## The task
Leave the pictures out and return every line below exactly.

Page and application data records
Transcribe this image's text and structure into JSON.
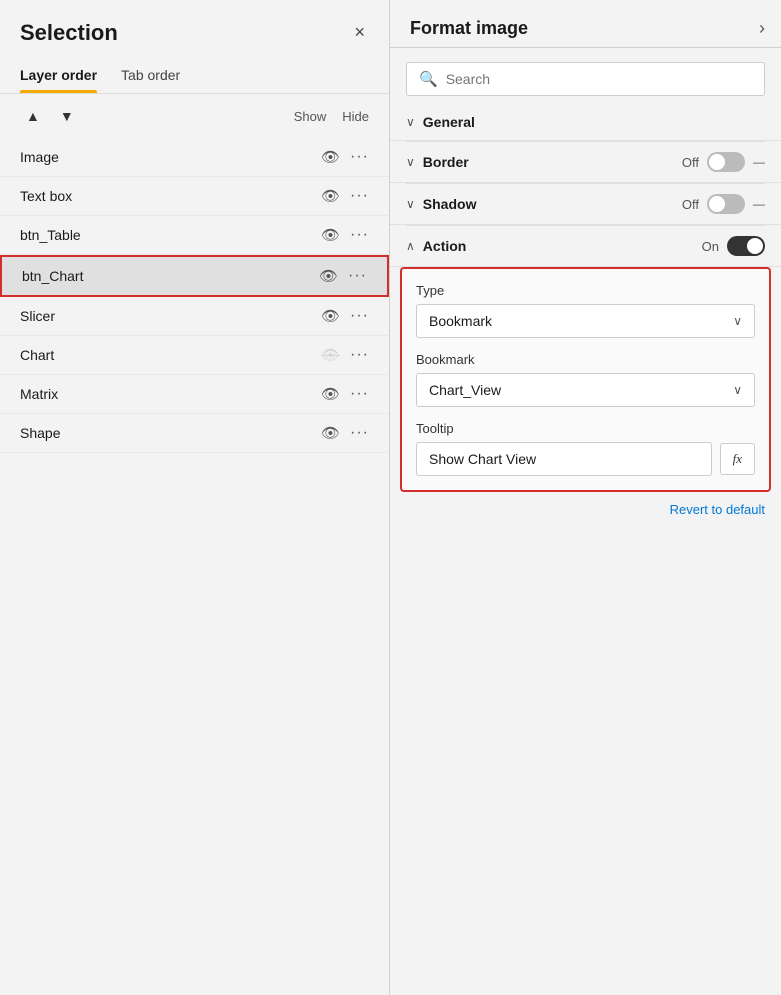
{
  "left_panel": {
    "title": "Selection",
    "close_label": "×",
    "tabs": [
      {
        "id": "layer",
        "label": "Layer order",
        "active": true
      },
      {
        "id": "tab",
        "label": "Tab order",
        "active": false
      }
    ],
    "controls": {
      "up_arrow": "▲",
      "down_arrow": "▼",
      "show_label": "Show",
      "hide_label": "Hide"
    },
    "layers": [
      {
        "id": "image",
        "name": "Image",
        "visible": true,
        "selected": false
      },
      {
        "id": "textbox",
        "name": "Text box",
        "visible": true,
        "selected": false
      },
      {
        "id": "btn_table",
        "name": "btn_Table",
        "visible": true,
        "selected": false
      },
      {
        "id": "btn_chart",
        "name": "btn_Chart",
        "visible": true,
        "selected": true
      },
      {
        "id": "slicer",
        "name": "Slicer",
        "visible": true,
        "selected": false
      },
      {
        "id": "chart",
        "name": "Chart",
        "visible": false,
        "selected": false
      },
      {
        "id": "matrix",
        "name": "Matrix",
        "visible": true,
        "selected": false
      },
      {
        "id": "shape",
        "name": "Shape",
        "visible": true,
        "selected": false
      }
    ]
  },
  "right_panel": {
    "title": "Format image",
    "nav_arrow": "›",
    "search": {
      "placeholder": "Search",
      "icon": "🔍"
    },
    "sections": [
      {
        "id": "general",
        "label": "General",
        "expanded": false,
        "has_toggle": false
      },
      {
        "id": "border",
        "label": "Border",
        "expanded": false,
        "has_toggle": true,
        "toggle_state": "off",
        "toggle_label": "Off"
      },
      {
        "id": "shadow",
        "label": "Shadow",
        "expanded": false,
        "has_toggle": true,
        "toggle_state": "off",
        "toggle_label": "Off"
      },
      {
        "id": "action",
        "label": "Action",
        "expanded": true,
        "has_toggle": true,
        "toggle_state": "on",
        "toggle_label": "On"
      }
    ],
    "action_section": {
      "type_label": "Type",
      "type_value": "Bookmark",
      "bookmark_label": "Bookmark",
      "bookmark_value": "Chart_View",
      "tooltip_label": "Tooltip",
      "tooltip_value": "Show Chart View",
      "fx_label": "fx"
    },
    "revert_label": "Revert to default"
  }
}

## Answer to the problem
Transcribe this image's text and structure into JSON.
{
  "left_panel": {
    "title": "Selection",
    "close_label": "×",
    "tabs": [
      {
        "id": "layer",
        "label": "Layer order",
        "active": true
      },
      {
        "id": "tab",
        "label": "Tab order",
        "active": false
      }
    ],
    "controls": {
      "up_arrow": "▲",
      "down_arrow": "▼",
      "show_label": "Show",
      "hide_label": "Hide"
    },
    "layers": [
      {
        "id": "image",
        "name": "Image",
        "visible": true,
        "selected": false
      },
      {
        "id": "textbox",
        "name": "Text box",
        "visible": true,
        "selected": false
      },
      {
        "id": "btn_table",
        "name": "btn_Table",
        "visible": true,
        "selected": false
      },
      {
        "id": "btn_chart",
        "name": "btn_Chart",
        "visible": true,
        "selected": true
      },
      {
        "id": "slicer",
        "name": "Slicer",
        "visible": true,
        "selected": false
      },
      {
        "id": "chart",
        "name": "Chart",
        "visible": false,
        "selected": false
      },
      {
        "id": "matrix",
        "name": "Matrix",
        "visible": true,
        "selected": false
      },
      {
        "id": "shape",
        "name": "Shape",
        "visible": true,
        "selected": false
      }
    ]
  },
  "right_panel": {
    "title": "Format image",
    "nav_arrow": "›",
    "search": {
      "placeholder": "Search",
      "icon": "🔍"
    },
    "sections": [
      {
        "id": "general",
        "label": "General",
        "expanded": false,
        "has_toggle": false
      },
      {
        "id": "border",
        "label": "Border",
        "expanded": false,
        "has_toggle": true,
        "toggle_state": "off",
        "toggle_label": "Off"
      },
      {
        "id": "shadow",
        "label": "Shadow",
        "expanded": false,
        "has_toggle": true,
        "toggle_state": "off",
        "toggle_label": "Off"
      },
      {
        "id": "action",
        "label": "Action",
        "expanded": true,
        "has_toggle": true,
        "toggle_state": "on",
        "toggle_label": "On"
      }
    ],
    "action_section": {
      "type_label": "Type",
      "type_value": "Bookmark",
      "bookmark_label": "Bookmark",
      "bookmark_value": "Chart_View",
      "tooltip_label": "Tooltip",
      "tooltip_value": "Show Chart View",
      "fx_label": "fx"
    },
    "revert_label": "Revert to default"
  }
}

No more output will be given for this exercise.